(Beginning of RECORDS SUPPLIED)

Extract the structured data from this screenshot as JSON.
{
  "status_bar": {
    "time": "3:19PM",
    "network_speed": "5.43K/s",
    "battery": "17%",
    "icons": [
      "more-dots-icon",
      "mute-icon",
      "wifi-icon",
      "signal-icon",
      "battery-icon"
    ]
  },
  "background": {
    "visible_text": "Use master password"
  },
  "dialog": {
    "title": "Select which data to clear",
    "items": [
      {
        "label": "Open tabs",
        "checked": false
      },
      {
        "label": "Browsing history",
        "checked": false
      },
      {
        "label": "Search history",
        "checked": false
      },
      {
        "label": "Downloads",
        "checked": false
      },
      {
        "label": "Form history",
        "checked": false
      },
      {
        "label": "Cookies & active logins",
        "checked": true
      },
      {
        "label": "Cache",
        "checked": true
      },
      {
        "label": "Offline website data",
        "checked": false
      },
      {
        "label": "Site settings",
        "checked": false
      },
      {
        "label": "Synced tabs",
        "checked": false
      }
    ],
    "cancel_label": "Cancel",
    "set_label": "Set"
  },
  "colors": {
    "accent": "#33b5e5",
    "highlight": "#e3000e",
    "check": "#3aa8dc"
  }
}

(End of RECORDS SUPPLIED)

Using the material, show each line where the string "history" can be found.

● YOUR SOLUTION
        "label": "Browsing history",
        "label": "Search history",
        "label": "Form history",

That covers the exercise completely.